Today the SunSpec Alliance announced creation of the Blockchain Work Group to further secure the distributed energy grid. Specifically, the blockchain specification will ensure that credentials (e.g.- private keys) used to secure communications have not been compromised somewhere in the supply chain. It’s an often-overlooked part of cybersecurity, but thanks to the diligence of another SunSpec effort- the Cybersecurity Work Group- the problem was identified and targeted. For more details on the raison d’etre for the workgroup, you can read our position paper. In this post I’ll give you a high-level perspective on how the SunSpec Blockchain Work Group fits into the energy ecosystem and the broader IoT industry.
There’s a right way and a wrong way to create (“provision”) credentials. Unfortunately most developers don’t understand the difference, and tutorials ignore it. For example, Amazon IoT uses certificates to authenticate devices, which is state of the art, but its Security Best Practices page does not give recommendations on how to create and protect the private key used to generate the certificate. Luckily there are good solutions out there. The most secure is to use hardware chips that generate internal keys that no one can access. The next step down are solutions like secure provisioning APIs and provisioning appliances. A truly awful way to provision credentials is to bulk generate keys in the cloud, download them in plain text, and hand them over to an unknown resource on a manufacturing line. That unknown resource can take those keys and sell them to the highest bidder on the dark webs, just like hackers make money on the online passwords they steal in data breaches.
As a user of such devices, you have no idea how these credentials are created. Even if you did know, you’re probably not a security expert that can accurately judge the process. Enter the SunSpec Blockchain Work Group. The goal of the workgroup is to create specifications for a decentralized app (DApp) and requirements for a blockchain to run it. The DApp will track how every DER communication certificate is created, and do it in a way that allows provisioning processes to be compared programmatically. This will allow anyone to see the integrity of a DER credential when it communicates to the grid. If a manufacturer uses a poor provisioning processes, it will be transparent to all. Peter Drucker said “you can’t manage what you can’t measure”. The output of the Blockchain Work Group will be a DApp that gives organizations such as the California Public Utility Commission (CPUC) a tool to measure and manage security credentials.
Once the DApp is created, organizations outside of the energy space could find value in it- the integrity of credentials is important to all industries, not just energy. Standards bodies that require Public Key Infrastructure (PKI) can put credential information into extensions of the X.509 certificates they specify. IoT cloud providers can query the blockchain to check the security of devices that connect to them.
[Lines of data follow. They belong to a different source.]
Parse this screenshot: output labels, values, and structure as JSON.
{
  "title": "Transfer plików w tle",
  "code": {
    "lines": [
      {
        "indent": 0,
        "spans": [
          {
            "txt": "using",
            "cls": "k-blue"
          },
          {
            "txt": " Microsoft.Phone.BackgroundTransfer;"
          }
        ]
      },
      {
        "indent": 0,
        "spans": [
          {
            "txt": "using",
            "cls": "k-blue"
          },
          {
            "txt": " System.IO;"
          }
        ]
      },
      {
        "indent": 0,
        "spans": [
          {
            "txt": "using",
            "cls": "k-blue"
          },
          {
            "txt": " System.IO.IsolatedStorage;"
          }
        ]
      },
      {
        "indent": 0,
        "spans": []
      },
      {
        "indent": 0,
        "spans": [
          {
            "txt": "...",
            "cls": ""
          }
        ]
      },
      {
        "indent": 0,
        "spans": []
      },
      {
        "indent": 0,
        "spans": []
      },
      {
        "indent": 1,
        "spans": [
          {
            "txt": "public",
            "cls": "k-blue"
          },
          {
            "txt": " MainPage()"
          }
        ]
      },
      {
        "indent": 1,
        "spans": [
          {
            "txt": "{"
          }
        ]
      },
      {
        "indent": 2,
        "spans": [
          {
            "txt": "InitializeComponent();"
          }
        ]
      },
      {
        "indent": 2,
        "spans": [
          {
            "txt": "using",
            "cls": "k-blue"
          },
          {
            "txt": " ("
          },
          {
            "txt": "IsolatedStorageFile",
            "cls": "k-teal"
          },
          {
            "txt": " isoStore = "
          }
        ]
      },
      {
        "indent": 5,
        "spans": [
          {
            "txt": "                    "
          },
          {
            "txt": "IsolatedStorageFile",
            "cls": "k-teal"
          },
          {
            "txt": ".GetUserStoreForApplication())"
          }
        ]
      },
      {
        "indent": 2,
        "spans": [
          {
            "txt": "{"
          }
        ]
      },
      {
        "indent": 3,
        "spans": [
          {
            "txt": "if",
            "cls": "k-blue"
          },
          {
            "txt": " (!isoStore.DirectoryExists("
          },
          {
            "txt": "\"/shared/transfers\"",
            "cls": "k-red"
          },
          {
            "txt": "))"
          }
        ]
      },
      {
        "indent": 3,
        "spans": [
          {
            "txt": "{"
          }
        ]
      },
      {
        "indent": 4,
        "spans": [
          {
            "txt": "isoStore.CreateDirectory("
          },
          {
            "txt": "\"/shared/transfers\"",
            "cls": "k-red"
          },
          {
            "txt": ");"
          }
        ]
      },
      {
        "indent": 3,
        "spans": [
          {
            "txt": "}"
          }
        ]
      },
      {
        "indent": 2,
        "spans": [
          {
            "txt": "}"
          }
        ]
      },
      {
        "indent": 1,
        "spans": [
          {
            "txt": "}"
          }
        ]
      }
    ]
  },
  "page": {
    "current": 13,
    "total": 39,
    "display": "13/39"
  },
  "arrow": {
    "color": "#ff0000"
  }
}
In fact, many of the companies that will provide provisioning solutions to DER manufacturers supply to the rest of IoT as well. The rapid growth of DERs in California make energy the ideal first market for the DApp, but the DApp can very well be used in other markets in the near future.